Starting at the first line, copy the data below through to the end, exactly.

▶ MATERIAL FOR THIS TASK
•••

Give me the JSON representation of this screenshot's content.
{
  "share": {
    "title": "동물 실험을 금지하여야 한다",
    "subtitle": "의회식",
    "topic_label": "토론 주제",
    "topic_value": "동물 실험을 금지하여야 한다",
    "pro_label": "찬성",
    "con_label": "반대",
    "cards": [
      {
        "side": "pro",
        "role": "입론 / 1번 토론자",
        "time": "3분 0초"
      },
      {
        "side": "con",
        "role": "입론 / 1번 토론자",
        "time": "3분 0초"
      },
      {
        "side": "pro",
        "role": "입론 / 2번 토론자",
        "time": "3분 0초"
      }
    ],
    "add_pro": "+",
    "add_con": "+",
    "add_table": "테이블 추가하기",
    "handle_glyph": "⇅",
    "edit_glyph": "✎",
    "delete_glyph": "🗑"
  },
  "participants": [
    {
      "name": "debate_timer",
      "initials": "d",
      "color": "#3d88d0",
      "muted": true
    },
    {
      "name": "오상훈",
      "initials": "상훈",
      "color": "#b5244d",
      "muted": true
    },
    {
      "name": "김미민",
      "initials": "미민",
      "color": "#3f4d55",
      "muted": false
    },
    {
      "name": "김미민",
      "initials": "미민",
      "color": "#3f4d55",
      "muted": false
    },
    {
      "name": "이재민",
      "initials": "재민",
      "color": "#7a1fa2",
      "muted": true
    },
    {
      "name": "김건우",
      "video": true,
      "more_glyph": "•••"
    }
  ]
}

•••

▶ EXERCISE OUTPUT
Give me the JSON representation of this screenshot's content.
{
  "share": {
    "title": "동물 실험을 금지하여야 한다",
    "subtitle": "의회식",
    "topic_label": "토론 주제",
    "topic_value": "동물 실험을 금지하여야 한다",
    "pro_label": "찬성",
    "con_label": "반대",
    "cards": [
      {
        "side": "pro",
        "role": "입론 / 1번 토론자",
        "time": "3분 0초"
      },
      {
        "side": "con",
        "role": "입론 / 1번 토론자",
        "time": "3분 0초"
      },
      {
        "side": "pro",
        "role": "입론 / 2번 토론자",
        "time": "3분 0초"
      }
    ],
    "add_pro": "+",
    "add_con": "+",
    "add_table": "테이블 추가하기",
    "handle_glyph": "⇅",
    "edit_glyph": "✎",
    "delete_glyph": "🗑"
  },
  "participants": [
    {
      "name": "debate_timer",
      "initials": "d",
      "color": "#3d88d0",
      "muted": true
    },
    {
      "name": "오상훈",
      "initials": "상훈",
      "color": "#b5244d",
      "muted": true
    },
    {
      "name": "김미민",
      "initials": "미민",
      "color": "#3f4d55",
      "muted": false
    },
    {
      "name": "김미민",
      "initials": "미민",
      "color": "#3f4d55",
      "muted": false
    },
    {
      "name": "이재민",
      "initials": "재민",
      "color": "#7a1fa2",
      "muted": true
    },
    {
      "name": "김건우",
      "video": true,
      "more_glyph": "•••"
    }
  ]
}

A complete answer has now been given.